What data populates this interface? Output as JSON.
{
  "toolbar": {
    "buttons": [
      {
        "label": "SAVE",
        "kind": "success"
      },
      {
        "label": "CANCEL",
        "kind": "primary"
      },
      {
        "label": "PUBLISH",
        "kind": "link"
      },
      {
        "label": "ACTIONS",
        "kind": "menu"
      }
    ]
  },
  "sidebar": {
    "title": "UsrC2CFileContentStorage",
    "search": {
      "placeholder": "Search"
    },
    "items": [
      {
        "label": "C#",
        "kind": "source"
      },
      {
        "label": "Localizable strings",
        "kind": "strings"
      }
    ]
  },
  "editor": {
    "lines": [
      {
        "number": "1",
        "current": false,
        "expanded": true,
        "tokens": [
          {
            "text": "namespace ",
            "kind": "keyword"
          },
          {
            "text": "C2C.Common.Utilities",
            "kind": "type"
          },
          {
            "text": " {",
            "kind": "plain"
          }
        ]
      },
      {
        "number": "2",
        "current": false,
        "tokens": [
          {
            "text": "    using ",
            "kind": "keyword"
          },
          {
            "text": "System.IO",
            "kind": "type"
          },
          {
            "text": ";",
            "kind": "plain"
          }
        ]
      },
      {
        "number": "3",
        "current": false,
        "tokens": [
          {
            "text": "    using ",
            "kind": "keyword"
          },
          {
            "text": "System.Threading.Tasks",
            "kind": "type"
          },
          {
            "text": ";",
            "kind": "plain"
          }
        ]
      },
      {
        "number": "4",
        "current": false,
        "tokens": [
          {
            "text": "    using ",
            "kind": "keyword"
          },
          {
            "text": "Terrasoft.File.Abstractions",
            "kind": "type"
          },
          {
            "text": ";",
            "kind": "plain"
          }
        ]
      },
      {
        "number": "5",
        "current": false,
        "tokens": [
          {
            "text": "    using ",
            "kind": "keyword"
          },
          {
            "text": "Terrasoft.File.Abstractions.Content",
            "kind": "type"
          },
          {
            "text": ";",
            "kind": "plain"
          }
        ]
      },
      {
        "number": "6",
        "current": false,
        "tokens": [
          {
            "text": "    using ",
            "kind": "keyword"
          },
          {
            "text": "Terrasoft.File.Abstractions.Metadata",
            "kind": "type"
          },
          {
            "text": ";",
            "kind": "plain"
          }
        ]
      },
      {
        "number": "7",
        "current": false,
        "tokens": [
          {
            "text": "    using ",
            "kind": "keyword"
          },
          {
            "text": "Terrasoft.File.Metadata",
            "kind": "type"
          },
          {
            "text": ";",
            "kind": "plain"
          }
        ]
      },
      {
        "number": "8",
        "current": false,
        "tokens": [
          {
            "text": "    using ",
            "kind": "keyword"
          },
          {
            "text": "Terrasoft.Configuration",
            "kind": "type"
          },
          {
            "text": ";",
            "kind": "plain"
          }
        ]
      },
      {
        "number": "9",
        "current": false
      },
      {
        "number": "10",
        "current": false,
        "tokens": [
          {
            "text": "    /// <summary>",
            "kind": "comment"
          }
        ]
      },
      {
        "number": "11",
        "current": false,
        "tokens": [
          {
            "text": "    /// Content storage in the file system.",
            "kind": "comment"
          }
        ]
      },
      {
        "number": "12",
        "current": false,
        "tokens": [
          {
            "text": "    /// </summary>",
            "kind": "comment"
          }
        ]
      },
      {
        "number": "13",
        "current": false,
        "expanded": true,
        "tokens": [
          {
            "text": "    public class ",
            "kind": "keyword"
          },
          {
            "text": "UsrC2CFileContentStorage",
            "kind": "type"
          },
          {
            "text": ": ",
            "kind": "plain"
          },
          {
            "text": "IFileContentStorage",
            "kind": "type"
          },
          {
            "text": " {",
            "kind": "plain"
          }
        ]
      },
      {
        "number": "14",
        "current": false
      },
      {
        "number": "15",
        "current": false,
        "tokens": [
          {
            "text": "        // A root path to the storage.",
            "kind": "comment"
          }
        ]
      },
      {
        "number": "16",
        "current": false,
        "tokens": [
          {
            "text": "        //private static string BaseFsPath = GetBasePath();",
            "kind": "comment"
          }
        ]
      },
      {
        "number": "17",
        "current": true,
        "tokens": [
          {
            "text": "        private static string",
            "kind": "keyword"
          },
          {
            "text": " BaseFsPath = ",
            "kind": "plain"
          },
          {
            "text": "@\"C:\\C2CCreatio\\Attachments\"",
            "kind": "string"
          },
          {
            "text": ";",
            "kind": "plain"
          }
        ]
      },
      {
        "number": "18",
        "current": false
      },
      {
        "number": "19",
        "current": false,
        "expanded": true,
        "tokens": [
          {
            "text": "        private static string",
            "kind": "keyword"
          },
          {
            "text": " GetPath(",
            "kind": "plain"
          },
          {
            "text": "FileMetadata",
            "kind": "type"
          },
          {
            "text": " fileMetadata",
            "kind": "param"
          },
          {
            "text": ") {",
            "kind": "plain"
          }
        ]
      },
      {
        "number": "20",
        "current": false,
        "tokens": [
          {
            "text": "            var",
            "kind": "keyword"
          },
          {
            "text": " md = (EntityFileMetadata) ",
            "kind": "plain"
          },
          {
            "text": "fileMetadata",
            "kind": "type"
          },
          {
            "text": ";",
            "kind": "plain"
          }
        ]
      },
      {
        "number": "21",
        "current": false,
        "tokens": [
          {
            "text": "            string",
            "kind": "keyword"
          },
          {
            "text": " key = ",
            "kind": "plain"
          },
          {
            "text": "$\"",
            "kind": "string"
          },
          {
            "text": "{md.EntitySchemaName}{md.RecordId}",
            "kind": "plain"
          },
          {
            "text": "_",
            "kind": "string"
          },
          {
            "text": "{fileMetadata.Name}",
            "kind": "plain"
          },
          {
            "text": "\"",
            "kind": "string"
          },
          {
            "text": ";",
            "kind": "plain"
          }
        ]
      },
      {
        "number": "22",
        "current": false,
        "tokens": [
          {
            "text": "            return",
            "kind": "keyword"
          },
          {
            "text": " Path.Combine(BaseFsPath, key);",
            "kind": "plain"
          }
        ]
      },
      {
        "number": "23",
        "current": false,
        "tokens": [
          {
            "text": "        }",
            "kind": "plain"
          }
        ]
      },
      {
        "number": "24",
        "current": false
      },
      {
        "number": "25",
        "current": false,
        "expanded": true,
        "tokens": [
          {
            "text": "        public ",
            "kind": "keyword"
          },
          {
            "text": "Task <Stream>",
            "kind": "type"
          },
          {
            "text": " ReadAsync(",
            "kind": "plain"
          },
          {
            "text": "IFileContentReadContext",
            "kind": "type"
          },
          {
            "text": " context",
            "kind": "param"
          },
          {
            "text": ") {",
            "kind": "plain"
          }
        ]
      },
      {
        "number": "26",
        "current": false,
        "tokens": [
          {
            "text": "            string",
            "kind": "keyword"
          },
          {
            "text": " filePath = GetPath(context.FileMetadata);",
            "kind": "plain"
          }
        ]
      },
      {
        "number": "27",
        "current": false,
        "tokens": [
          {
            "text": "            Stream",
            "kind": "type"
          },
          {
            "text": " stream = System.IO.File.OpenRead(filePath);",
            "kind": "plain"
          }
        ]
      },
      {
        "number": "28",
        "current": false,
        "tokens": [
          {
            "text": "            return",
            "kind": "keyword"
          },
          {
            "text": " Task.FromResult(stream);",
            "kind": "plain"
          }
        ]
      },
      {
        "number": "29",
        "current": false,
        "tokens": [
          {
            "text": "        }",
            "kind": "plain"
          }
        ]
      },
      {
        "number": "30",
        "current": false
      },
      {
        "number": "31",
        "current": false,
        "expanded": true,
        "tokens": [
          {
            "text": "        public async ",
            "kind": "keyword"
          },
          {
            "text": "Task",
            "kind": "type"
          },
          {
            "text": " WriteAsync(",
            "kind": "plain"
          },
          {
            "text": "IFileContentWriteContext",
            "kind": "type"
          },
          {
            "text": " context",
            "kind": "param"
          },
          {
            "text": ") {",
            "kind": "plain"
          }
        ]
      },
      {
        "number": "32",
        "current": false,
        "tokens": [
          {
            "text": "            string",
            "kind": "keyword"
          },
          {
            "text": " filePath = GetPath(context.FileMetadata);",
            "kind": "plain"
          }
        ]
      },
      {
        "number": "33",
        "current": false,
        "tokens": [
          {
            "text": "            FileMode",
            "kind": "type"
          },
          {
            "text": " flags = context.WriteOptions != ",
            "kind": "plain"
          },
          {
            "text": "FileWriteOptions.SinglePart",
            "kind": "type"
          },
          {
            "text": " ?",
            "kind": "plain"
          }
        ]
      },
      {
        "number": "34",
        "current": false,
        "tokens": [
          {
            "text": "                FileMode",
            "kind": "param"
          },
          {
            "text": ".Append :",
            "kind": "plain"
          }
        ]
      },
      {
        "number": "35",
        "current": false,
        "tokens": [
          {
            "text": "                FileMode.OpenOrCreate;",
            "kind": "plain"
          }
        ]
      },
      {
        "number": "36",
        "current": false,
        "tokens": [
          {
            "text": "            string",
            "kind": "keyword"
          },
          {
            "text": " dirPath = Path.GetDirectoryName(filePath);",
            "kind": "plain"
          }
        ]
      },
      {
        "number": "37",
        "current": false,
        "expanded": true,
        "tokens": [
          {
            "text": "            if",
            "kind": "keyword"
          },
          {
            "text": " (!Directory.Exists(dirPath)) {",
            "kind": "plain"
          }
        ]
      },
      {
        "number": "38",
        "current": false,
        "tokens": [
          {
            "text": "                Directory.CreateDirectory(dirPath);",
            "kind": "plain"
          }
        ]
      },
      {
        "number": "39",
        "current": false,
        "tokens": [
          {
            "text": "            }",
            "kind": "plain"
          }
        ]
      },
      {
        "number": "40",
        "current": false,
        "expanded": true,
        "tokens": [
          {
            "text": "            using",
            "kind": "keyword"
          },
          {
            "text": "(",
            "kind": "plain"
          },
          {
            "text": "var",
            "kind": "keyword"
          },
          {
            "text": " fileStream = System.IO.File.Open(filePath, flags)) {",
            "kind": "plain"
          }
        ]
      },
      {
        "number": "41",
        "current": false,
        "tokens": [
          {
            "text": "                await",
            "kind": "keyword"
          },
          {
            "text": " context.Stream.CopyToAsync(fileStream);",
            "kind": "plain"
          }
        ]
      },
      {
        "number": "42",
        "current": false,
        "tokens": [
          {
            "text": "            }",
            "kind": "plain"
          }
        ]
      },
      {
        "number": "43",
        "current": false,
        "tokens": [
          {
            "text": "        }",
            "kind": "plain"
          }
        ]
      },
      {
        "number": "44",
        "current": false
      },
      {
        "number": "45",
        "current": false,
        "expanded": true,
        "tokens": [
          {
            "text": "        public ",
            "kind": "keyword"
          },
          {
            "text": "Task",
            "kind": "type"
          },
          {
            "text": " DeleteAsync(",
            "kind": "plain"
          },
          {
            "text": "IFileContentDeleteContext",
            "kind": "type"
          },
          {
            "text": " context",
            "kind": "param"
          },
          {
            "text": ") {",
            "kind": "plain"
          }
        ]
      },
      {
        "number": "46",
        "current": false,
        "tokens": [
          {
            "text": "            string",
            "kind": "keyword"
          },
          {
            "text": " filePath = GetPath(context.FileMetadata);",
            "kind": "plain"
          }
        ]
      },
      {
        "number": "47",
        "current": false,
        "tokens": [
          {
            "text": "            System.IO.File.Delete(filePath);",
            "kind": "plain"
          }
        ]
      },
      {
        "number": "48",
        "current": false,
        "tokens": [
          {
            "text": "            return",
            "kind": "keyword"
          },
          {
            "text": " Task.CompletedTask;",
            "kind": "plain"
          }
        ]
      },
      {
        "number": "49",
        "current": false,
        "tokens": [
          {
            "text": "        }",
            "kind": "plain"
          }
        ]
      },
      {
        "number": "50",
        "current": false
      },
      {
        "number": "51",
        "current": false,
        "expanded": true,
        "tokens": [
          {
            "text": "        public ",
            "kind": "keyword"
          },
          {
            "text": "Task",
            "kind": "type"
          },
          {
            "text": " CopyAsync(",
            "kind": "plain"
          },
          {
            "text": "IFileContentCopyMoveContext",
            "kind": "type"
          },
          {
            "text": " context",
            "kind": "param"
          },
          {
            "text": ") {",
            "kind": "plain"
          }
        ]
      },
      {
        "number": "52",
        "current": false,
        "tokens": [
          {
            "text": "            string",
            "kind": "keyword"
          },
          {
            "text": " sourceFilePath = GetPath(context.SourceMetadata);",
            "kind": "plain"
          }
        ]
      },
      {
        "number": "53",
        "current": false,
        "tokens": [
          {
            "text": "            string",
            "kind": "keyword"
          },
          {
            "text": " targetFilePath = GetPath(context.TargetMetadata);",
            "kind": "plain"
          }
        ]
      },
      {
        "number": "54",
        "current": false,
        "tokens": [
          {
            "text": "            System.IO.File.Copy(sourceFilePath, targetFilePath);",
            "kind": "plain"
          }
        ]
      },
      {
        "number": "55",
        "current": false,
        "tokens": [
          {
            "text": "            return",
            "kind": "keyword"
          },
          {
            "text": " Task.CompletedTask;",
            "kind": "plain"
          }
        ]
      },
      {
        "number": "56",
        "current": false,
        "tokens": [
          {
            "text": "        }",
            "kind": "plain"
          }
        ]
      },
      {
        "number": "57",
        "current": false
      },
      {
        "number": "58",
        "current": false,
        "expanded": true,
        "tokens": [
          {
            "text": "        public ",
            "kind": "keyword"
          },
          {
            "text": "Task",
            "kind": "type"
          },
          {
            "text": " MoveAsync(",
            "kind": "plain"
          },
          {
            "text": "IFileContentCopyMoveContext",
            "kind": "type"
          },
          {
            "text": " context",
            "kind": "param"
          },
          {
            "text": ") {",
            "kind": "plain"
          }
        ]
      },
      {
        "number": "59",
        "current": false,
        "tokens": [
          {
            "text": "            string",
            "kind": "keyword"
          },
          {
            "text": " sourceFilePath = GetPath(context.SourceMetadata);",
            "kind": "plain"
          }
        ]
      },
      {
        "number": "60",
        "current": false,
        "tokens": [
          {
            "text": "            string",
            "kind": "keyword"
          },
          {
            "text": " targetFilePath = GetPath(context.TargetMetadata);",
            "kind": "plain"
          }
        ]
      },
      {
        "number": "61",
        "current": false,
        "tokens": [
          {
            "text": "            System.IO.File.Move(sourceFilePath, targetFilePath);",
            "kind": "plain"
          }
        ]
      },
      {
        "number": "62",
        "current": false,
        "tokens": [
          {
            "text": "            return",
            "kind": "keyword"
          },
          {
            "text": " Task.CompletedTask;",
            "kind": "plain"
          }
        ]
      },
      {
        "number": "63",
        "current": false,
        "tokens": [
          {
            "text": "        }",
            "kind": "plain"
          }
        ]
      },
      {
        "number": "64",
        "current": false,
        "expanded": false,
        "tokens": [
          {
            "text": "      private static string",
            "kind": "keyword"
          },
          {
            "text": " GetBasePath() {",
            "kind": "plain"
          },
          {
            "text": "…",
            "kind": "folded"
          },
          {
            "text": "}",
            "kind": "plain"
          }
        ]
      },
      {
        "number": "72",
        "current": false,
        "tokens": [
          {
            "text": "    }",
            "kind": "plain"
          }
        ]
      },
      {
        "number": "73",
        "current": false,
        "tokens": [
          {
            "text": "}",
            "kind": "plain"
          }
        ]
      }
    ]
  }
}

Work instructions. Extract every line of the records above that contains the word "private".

Solved exercise.
            "text": "        //private static string BaseFsPath = GetBasePath();",
            "text": "        private static string",
            "text": "        private static string",
            "text": "      private static string",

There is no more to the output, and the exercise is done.